A bound or boxed collection of maps, usually related in subject or theme, with an index of place names usually printed at the end.
A book read aloud and recorded on audiotape or compact disc (CD), usually by a professional actor or reader or by the author.
An audiotape permanently enclosed in a hard plastic case containing two take-up reels to which the ends of the tape are attached for playback and rewinding.
A continuous strip of thin magnetic tape on which sounds can be recorded as electrical signals and converted back into sound with the proper playback equipment.
A work in a medium that combines sound and visual images, for example, a motion picture or video recording with a sound track, or a slide presentation synchronized with audiotape.

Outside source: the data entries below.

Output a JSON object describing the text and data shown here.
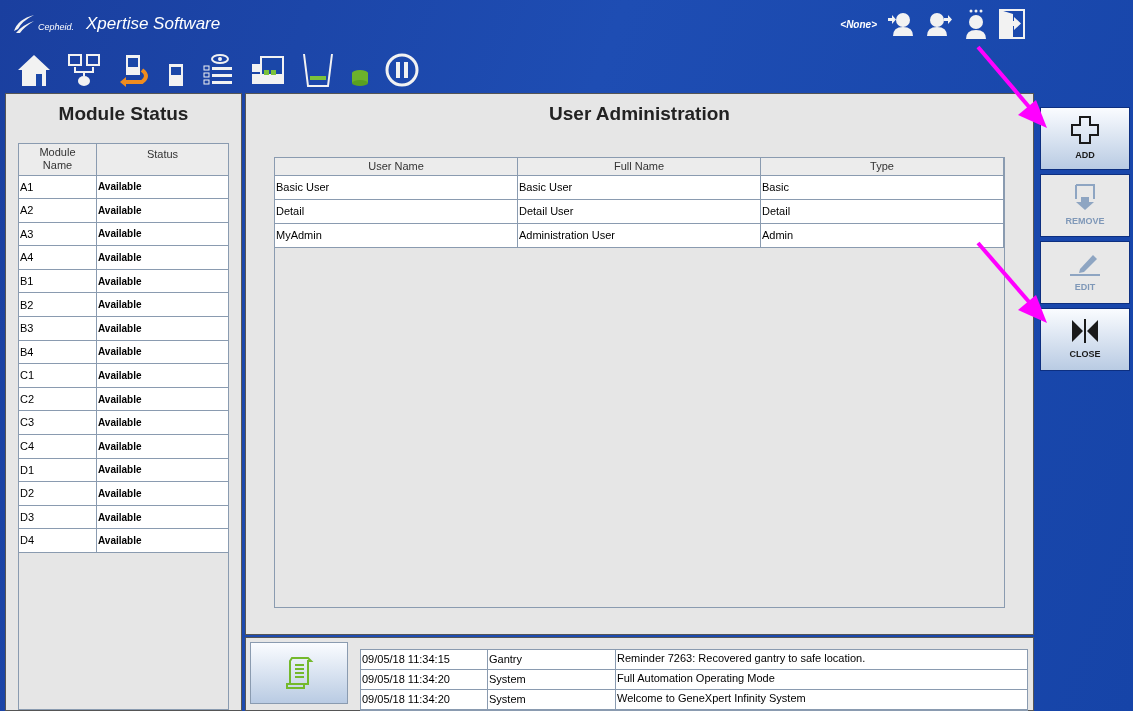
{
  "header": {
    "brand": "Cepheid.",
    "title": "Xpertise Software",
    "user": "<None>"
  },
  "module_status": {
    "title": "Module Status",
    "columns": [
      "Module Name",
      "Status"
    ],
    "rows": [
      {
        "name": "A1",
        "status": "Available"
      },
      {
        "name": "A2",
        "status": "Available"
      },
      {
        "name": "A3",
        "status": "Available"
      },
      {
        "name": "A4",
        "status": "Available"
      },
      {
        "name": "B1",
        "status": "Available"
      },
      {
        "name": "B2",
        "status": "Available"
      },
      {
        "name": "B3",
        "status": "Available"
      },
      {
        "name": "B4",
        "status": "Available"
      },
      {
        "name": "C1",
        "status": "Available"
      },
      {
        "name": "C2",
        "status": "Available"
      },
      {
        "name": "C3",
        "status": "Available"
      },
      {
        "name": "C4",
        "status": "Available"
      },
      {
        "name": "D1",
        "status": "Available"
      },
      {
        "name": "D2",
        "status": "Available"
      },
      {
        "name": "D3",
        "status": "Available"
      },
      {
        "name": "D4",
        "status": "Available"
      }
    ]
  },
  "user_admin": {
    "title": "User Administration",
    "columns": [
      "User Name",
      "Full Name",
      "Type"
    ],
    "rows": [
      [
        "Basic User",
        "Basic User",
        "Basic"
      ],
      [
        "Detail",
        "Detail User",
        "Detail"
      ],
      [
        "MyAdmin",
        "Administration User",
        "Admin"
      ]
    ]
  },
  "actions": [
    {
      "kind": "add",
      "label": "ADD",
      "disabled": false
    },
    {
      "kind": "remove",
      "label": "REMOVE",
      "disabled": true
    },
    {
      "kind": "edit",
      "label": "EDIT",
      "disabled": true
    },
    {
      "kind": "close",
      "label": "CLOSE",
      "disabled": false
    }
  ],
  "log": [
    [
      "09/05/18 11:34:15",
      "Gantry",
      "Reminder 7263: Recovered gantry to safe location."
    ],
    [
      "09/05/18 11:34:20",
      "System",
      "Full Automation Operating Mode"
    ],
    [
      "09/05/18 11:34:20",
      "System",
      "Welcome to GeneXpert Infinity System"
    ]
  ]
}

The person or corporate entity responsible for producing a written work (essay, monograph, novel, play, poem, screenplay, short story, etc.) whose name is printed on the title page of a book or given elsewhere in or on a manuscript or other item and in whose name the work is copyrighted. A work may have two or more joint authors. In library cataloging, the term is used in its broadest sense to include editor, compiler, composer, creator, etc.

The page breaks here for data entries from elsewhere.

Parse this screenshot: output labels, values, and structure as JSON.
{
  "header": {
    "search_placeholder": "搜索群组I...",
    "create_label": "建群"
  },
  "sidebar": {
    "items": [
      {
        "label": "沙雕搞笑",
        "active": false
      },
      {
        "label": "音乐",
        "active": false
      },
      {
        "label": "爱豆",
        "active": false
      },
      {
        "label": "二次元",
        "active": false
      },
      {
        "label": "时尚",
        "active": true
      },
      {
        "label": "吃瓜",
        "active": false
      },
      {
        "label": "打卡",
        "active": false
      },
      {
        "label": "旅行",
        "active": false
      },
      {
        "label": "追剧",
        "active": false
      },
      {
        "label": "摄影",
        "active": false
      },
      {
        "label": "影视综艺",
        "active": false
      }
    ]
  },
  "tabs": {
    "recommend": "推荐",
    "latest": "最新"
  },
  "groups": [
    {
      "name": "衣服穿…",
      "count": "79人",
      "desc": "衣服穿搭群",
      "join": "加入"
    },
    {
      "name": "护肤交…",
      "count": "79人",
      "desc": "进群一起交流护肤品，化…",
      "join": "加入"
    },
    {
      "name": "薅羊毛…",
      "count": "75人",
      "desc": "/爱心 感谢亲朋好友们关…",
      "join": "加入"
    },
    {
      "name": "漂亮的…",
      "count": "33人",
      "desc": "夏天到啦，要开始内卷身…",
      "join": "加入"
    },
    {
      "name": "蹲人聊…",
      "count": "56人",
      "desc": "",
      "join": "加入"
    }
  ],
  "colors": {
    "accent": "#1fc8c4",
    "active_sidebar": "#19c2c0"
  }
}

A bibliography of works written by or about a specific author, which can vary in detail and extent from an unannotated list of selected titles to a comprehensive, in-depth descriptive bibliography.

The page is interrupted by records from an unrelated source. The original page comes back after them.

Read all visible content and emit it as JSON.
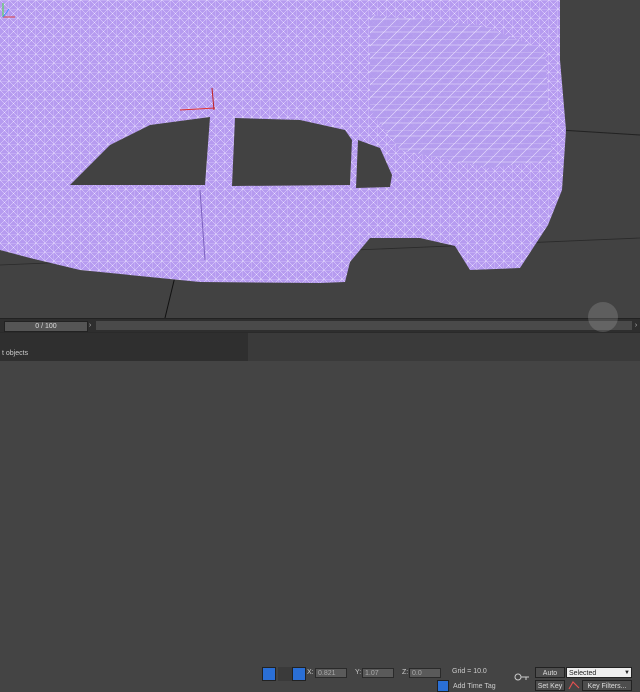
{
  "viewport": {
    "mesh_color": "#b69bf0",
    "wire_color": "#e6dcff",
    "background": "#424242"
  },
  "timeline": {
    "frame_display": "0 / 100",
    "prev_icon": "chevron-left-icon",
    "next_icon": "chevron-right-icon"
  },
  "status": {
    "selection_text": "t objects",
    "x_label": "X:",
    "x_value": "0.821",
    "y_label": "Y:",
    "y_value": "1.07",
    "z_label": "Z:",
    "z_value": "0.0",
    "grid_text": "Grid = 10.0",
    "add_time_tag": "Add Time Tag",
    "auto_key": "Auto Key",
    "set_key": "Set Key",
    "selected_option": "Selected",
    "key_filters": "Key Filters..."
  },
  "colors": {
    "accent_blue": "#2a6fd6",
    "status_bg": "#3a3a3a"
  }
}
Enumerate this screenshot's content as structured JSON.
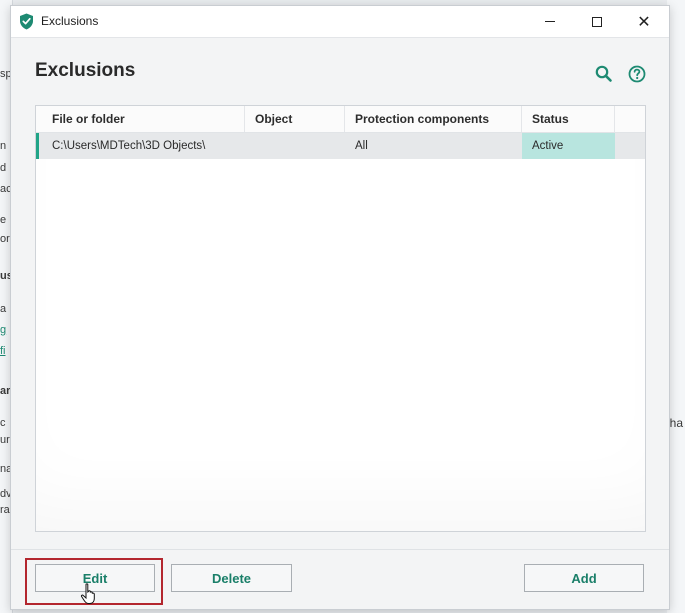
{
  "window": {
    "title": "Exclusions",
    "controls": {
      "minimize": "minimize",
      "maximize": "maximize",
      "close": "✕"
    }
  },
  "page": {
    "heading": "Exclusions",
    "tools": {
      "search_icon": "search-icon",
      "help_icon": "help-icon"
    }
  },
  "table": {
    "columns": [
      "File or folder",
      "Object",
      "Protection components",
      "Status"
    ],
    "rows": [
      {
        "file_or_folder": "C:\\Users\\MDTech\\3D Objects\\",
        "object": "",
        "protection_components": "All",
        "status": "Active"
      }
    ]
  },
  "buttons": {
    "edit": "Edit",
    "delete": "Delete",
    "add": "Add"
  },
  "background_fragments": {
    "left": [
      "sp",
      "n",
      "d",
      "ac",
      "e",
      "or",
      "us",
      "a",
      "g",
      "fi",
      "ar",
      "c",
      "ur",
      "na",
      "dv",
      "ra"
    ],
    "right": "ha"
  },
  "colors": {
    "accent": "#20a487",
    "button_text": "#1a7f69",
    "status_cell": "#b8e5df",
    "highlight_box": "#b3262e"
  }
}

The entry in a catalog, index, or bibliography under the authorized heading for the first-named author of a work, whether it be a person or corporate body. In most library catalogs, the author entry is the main entry.
An alphabetically arranged index in which the headings are the names of the individuals and corporate bodies responsible for creating the works indexed. Author entries may be combined with the subject index or title index, rather than listed separately.
One of six or more complimentary copies of a published work normally provided to the author free of charge by the publisher at the time of first publication.. In a more general sense, an association copy that is known, usually on the basis of documentary evidence, to have belonged to the author of the work. Faculty members sometimes donate complimentary copies of their works to the academic library at the college or university with which they are affiliated
The origin of a manuscript, book, or other written work, with reference to its author(s). In a more general sense, the source of an idea or creative work in any form, with reference to its creator or originator, for example, the composer of a musical work. When authorship of an anonymous work cannot be determined with a reasonable degree of certainty, it is said to be of unknown authorship.
An account of a person's life written by its subject, usually in the form of a continuous narrative of events considered by the author to be the most important or interesting, selected from those he or she is willing to reveal (example: The Autobiography of Rabindranath Thagor). An autobiography differs from a diary or journal in being written for others rather than for purely private reasons
A book with blank pages intended for the collection of signatures of friends and/or famous people, with or without accompanying inscriptions. The value of an autograph book in the collectors' market depends on the rarity of the signatures it contains.
A method of indexing in which an algorithm is applied by a computer to the title and/or text of a work to identify and extract words and phrases representing subjects, for use as headings under which entries are made in the index.
In library classification, a separate list of classes (with their notations) that serves only to subdivide the classes listed in the main schedules, for example, the standard subdivisions listed in Table 1 of Dewey Decimal Classification.
Credit given to http://lu.com/odlis/index.cfm